The next Cybils nonfiction finalist I read is The Many Faces of George Washington, by Carla McClafferty. This oversized book looks at the study follows two stories -- the history of George Washington and the attempt by modern historians to make him more relevant for today's Americans. When focus groups were asked to describe George, terms like "frumpy" and "boring" kept repeating, which shocked and horrified true Washington groupies. To counter this perception, Mount Vernan researchers commission new dioramas that would feature astonishingly lifelike manikins portraying The Father of Our County as a sexy youth, a powerful general, and a dignified president.
McClafferty then starts trading off between a traditional biography of Washington and following the creation of the figures matching each period of his life. The illustration show both scenes and souvenirs from his life and the processes used to replicate the clothes, hair, horses, and bone structure of his person at each stage.

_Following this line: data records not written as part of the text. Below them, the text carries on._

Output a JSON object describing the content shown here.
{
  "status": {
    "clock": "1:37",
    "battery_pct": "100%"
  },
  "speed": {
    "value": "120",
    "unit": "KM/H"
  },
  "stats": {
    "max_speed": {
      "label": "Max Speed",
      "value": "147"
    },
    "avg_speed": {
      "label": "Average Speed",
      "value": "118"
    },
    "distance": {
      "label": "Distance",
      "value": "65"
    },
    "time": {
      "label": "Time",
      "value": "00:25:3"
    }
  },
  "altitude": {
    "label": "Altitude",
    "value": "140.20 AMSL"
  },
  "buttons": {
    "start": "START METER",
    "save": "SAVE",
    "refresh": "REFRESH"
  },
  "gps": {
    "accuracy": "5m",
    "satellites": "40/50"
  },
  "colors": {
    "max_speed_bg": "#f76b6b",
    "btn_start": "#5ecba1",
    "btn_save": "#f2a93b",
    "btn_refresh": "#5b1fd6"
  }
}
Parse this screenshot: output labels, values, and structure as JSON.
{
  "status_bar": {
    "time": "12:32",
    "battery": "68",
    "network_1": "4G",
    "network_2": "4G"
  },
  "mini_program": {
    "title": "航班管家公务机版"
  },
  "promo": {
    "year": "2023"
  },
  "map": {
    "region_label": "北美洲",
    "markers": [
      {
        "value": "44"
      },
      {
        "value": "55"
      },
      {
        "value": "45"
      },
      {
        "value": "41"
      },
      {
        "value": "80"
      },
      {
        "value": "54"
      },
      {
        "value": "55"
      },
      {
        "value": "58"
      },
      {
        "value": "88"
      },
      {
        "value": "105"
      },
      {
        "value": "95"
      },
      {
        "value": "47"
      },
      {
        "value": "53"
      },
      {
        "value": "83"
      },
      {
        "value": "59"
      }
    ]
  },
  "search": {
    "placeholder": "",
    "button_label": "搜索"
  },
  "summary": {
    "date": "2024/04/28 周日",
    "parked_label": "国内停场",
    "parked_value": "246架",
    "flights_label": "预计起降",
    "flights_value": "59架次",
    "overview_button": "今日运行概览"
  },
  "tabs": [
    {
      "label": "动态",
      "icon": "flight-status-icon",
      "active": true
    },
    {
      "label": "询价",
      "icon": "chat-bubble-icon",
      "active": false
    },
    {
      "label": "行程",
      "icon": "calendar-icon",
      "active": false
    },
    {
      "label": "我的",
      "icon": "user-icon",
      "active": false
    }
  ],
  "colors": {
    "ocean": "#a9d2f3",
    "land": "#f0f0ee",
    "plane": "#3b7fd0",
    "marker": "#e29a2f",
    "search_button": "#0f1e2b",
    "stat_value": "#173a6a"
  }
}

I found it easy reading, although sometimes the lifelike images seemed rather creepy. I couldn't interest either of the boys in the book though, not even the one forced to write a report on Washington. They couldn't get interested in how a frumpy green guy like Washington was replicated, which seemed like a chicken & egg problem -- the book was about how these dolls make Washington seem more vibrant and interesting, but their preconceptions held them back from finding out that they were wrong. Also, they are lazy about reading nonfiction.